Campus a cappella groups watched with interest as the Whiffenpoofs and Whim ’n Rhythm announced last week that they would consider accepting singers of all genders.

The Whiffs will now identify as “TTBB” — or tenor I and II, baritone and bass — and Whim as “SSAA” — soprano I and II and alto I and II — instead of “all-male” and “all-female.” The reforms, which are designed to address historic inequalities between the groups, also include a joint website, more closely integrated business teams and an option for members of Whim to take leaves of absence to tour.

Reactions to the news in the Yale singing community have been largely positive, although several students interviewed noted that some may have misunderstand the nature of the reforms.

“This is about equity,” said Folasade Kammen, a member of The New Blue who auditioned for both the Whims and Whiffs. “Whim and Whiffs do not offer the same levels of opportunity, and other facets of the decision — namely, the sharing of profits — help level that out. The idea that the groups have ‘gone coed’ isn’t really true, but there is now the opportunity for people anywhere on the gender spectrum to be in the group in which their voice best fits.”

Theoretically, the new gender reforms will allow female tenors to join the Whiffs and male altos to join the Whim, according to the Whim ’n Rhythm Business Manager and former Co-Editor-in-Chief of the Yale Daily News Magazine Gabriella Borter ’18 and Whiffenpoofs Music Director Kenyon Duncan ’19.

But Kammen noted that only a small contingent of women sing tenor or lower. Sophia Campoamor, a member of the Mixed Company, who this week auditioned for both the Whiffs and Whims, told the News that, by choosing not to change the musical configuration of the groups, the Whiffs will likely remain overwhelmingly male and Whim overwhelmingly female, meaning that senior a cappella will continue to be “a heavily gendered experience.”
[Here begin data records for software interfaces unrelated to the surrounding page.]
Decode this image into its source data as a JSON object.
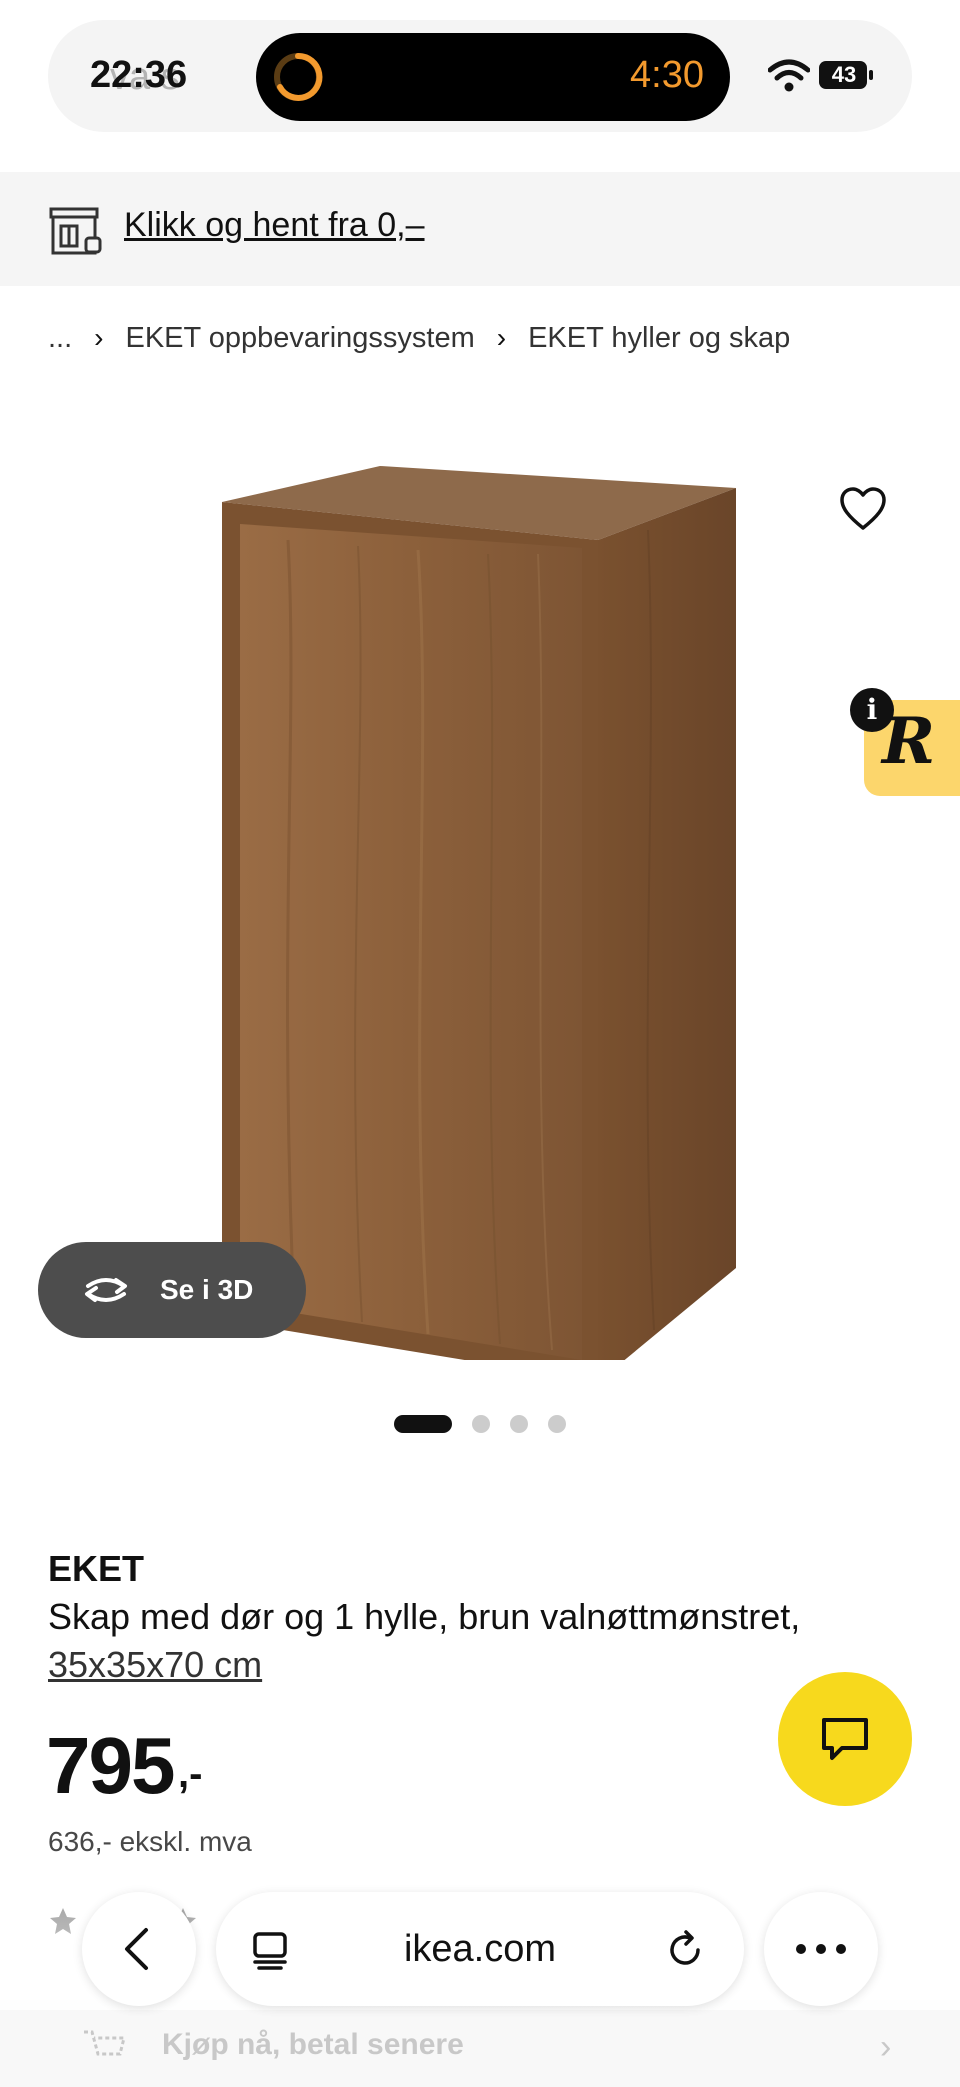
{
  "status_bar": {
    "time": "22:36",
    "ghost_search": "va s",
    "timer": "4:30",
    "battery": "43"
  },
  "promo": {
    "link_text": "Klikk og hent fra 0,–"
  },
  "breadcrumb": {
    "ellipsis": "...",
    "items": [
      "EKET oppbevaringssystem",
      "EKET hyller og skap"
    ]
  },
  "product_image": {
    "view_3d_label": "Se i 3D",
    "slide_count": 4,
    "active_slide": 1
  },
  "product": {
    "name": "EKET",
    "description": "Skap med dør og 1 hylle, brun valnøttmønstret,",
    "size": "35x35x70 cm",
    "price": "795",
    "price_suffix": ",-",
    "price_ex_vat": "636,- ekskl. mva"
  },
  "payment": {
    "bnpl_label": "Kjøp nå, betal senere"
  },
  "browser": {
    "url": "ikea.com"
  },
  "colors": {
    "accent_yellow": "#f7d91d",
    "badge_yellow": "#fcd66c",
    "timer_orange": "#f39a2e",
    "wood": "#8a5f3a"
  }
}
Agreeing that gender inclusivity will only be achieved with ongoing discussion and mindfulness from the groups, some members of Yale a cappella groups said they believe the Whiffs and Whims’ decision is a step in the right direction.

“Whether trans, gender non-binary or gender non-conforming people will feel comfortable in such spaces merely by changing the description is not something I can speak on behalf of, but I am glad that opening the Whiffs and Whim to all genders creates space for those who do not identify as men or women to sing a cappella,” Campoamor said.

Noting that Mixed Company met for several hours to craft a group statement when the Whiffs and Whim invited the Yale community to send feedback on gender inclusivity, Campoamor told the News that the process of critiquing a senior a cappella group helped begin conversations about Mixed Company’s own relationship with gender and class.

Hale Jaeger, a member of the Yale Alley Cats, told the News that the Alley Cats have had three gender nonbinary members in the past 10 years and that he is glad to see other groups, “especially high-profile groups like Whim and the Whiffs,” making similar strides.

“The Whiffs’ decision definitely ​serves as a catalyst for a conversation that all of the single-gender groups ​should have about how they want to handle rush moving forward,” said John Auen, a member of the Baker’s Dozen. “I don’t think there is any one panacea — whether allowing all genders but remaining TTBB/SSAA, switching to SATB or some combination — but it’s something that members of underclassman groups​ need to discuss with each other as well as their alumni in the coming years.”

There are now only four all-male a cappella groups on campus — The Alley Cats, The Baker’s Dozen, the Society of Orpheus and Bacchus and the Spizzwinks — and three all-women groups, The New Blue, Proof of the Pudding and Something Extra.

Some of those groups have chosen to stay silent on the issue. Nick Massoud ’19, business manager of the Spizzwinks, declined to comment for this story. And one member of the Society of Orpheus and Bacchus noted that some singers feel it is not their place to comment on decisions by another group or fear that a public comment could affect their chances of getting into the Whiffs.

The Whiffenpoofs were established in 1909, while Whim ’n Rhythm was founded in 1981.

Britton O’Daly | britton.odaly@yale.edu

Serena Cho | serena.cho@yale.edu